With the space surrounding the deck cleared, pack up or cover up all the outdoor furniture and remove light items that may blow away in the storm. If possible, move deck or patio furniture to the garage or a storage shed. Give the whole deck a good sweep to rid the area of any debris.
Using the Right Tools to Clear Away Snow
After the snowfall is over or the storm has passed, you’ll likely have a layer of snow and possibly ice on the deck and railings. Before you reach for your shovel and start plowing away the snow, consider the potential damage that shovel gauges could cause when you reach that final layer. The plastic component of composite decking protects it against the moisture of the snow, so you don’t have to worry about warping from moisture exposure.
Save the shovel for the driveway and reach for a soft broom instead. Sweep away any light snow. If you hit a layer of dense snow or ice underneath, use a calcium chloride ice melt product to get rid of anything the broom didn’t clear. Should the de-icer leave a white residue on the boards, use a mild soap and water to rinse the residue away and make your composite decking look like new again. If you absolutely must use a shovel, make sure to use a plastic shovel with the flex needed to avoid scratching the decking.
Inspecting Composite Decking for Damage
Even with all the proper preparations, there is a chance that some damage occurred during the storm. With the deck cleared, take a moment to perform a quick inspection of the material. Keep your eyes open for any cracks, areas the composite is peeling, or loose screw boards that may need refastened to the joists below. If you do notice any damage, take the time between storms to make a quick repair to prevent the situation from getting worse with subsequent storms. A few simple touchup materials can help you mend any small scratches or chips that do occur.

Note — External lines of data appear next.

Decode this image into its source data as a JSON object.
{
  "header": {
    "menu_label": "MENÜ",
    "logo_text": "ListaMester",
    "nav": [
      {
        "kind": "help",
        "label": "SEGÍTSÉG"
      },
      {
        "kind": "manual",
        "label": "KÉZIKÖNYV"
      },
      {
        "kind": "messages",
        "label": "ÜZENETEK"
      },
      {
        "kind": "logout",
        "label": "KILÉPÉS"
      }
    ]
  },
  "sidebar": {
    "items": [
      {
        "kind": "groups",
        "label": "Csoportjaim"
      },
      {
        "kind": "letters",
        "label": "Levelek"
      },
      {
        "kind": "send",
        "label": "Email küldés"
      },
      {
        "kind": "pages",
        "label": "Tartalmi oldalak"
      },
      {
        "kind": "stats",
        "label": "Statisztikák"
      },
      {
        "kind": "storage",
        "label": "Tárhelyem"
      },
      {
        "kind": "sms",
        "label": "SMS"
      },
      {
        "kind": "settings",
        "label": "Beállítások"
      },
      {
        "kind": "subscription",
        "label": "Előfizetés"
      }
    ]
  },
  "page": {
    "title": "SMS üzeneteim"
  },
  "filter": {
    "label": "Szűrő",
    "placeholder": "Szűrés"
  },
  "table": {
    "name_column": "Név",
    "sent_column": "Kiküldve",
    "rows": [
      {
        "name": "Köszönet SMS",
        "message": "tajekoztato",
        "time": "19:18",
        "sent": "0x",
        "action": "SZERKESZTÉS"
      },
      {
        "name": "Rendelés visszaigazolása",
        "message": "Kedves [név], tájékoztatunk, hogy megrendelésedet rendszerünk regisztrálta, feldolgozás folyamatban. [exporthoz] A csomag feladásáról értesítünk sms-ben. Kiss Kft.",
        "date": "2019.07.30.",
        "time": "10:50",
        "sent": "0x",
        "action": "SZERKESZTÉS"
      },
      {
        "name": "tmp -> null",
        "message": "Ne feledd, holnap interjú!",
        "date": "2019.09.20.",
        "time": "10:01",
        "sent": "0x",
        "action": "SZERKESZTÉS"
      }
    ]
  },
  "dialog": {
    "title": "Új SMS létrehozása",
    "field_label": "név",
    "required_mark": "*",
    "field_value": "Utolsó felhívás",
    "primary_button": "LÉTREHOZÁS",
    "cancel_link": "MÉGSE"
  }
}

Composite wood isn’t just a popular choice for decking, it is also used to craft strong and incredibly durable outdoor furniture as well. Whether you are refurbishing an existing deck or building a new deck, choosing composite decking is a great way to get the traditional look you want while keeping the outdoor space low maintenance.